**MATERIAL PROVIDED**

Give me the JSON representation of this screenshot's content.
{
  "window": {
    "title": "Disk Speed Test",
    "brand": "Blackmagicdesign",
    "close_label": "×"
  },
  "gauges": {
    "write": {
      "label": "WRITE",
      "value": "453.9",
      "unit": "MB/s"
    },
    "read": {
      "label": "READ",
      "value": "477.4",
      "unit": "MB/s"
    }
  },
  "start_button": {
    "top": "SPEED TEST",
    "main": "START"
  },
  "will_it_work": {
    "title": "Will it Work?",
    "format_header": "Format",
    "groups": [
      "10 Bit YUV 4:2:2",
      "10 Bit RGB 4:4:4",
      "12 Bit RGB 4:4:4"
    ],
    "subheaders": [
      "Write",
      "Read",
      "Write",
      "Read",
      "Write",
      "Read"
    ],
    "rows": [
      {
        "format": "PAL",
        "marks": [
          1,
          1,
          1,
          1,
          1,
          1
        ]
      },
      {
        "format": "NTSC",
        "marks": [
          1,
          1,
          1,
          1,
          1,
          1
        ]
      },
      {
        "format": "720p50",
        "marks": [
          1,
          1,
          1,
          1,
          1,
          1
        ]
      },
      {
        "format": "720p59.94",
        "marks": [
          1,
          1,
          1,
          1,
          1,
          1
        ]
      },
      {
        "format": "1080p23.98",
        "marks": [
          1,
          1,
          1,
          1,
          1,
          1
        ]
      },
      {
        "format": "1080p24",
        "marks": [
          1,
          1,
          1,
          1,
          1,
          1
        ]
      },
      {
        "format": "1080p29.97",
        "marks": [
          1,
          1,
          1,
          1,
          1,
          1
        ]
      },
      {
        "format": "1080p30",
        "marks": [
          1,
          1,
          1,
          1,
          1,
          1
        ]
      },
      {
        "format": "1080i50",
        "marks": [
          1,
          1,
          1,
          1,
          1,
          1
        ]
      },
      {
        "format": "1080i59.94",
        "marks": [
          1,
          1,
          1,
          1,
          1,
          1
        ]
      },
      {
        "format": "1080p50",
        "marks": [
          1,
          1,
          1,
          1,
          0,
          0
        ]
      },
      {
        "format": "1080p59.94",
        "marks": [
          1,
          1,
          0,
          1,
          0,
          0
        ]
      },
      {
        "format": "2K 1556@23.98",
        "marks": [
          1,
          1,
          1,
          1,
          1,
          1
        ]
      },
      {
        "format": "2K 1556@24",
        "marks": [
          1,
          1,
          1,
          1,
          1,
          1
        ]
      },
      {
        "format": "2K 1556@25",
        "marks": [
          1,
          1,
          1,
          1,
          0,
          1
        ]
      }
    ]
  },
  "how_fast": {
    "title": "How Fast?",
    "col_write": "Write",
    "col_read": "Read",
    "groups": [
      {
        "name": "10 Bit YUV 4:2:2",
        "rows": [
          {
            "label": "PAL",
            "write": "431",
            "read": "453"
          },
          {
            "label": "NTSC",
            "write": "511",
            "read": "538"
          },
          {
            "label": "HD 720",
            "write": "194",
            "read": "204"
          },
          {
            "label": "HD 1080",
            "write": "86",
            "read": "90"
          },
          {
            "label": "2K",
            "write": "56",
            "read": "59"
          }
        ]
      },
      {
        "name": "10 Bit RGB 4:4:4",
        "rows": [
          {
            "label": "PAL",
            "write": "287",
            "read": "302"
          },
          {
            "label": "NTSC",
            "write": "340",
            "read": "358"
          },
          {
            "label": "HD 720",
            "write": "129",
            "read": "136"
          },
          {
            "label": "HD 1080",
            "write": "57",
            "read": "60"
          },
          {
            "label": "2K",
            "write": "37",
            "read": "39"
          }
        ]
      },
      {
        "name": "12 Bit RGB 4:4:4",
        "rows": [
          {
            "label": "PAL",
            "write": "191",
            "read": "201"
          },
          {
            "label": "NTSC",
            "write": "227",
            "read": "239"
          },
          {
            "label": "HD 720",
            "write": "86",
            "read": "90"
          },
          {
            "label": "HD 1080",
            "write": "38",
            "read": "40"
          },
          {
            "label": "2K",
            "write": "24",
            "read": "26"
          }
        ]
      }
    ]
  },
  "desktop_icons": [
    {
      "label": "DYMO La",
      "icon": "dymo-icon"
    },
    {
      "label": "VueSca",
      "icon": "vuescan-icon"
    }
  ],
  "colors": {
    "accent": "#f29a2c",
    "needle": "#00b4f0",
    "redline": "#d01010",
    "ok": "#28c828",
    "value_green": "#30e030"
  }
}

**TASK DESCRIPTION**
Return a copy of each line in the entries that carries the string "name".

**WORKED SOLUTION**
        "name": "10 Bit YUV 4:2:2",
        "name": "10 Bit RGB 4:4:4",
        "name": "12 Bit RGB 4:4:4",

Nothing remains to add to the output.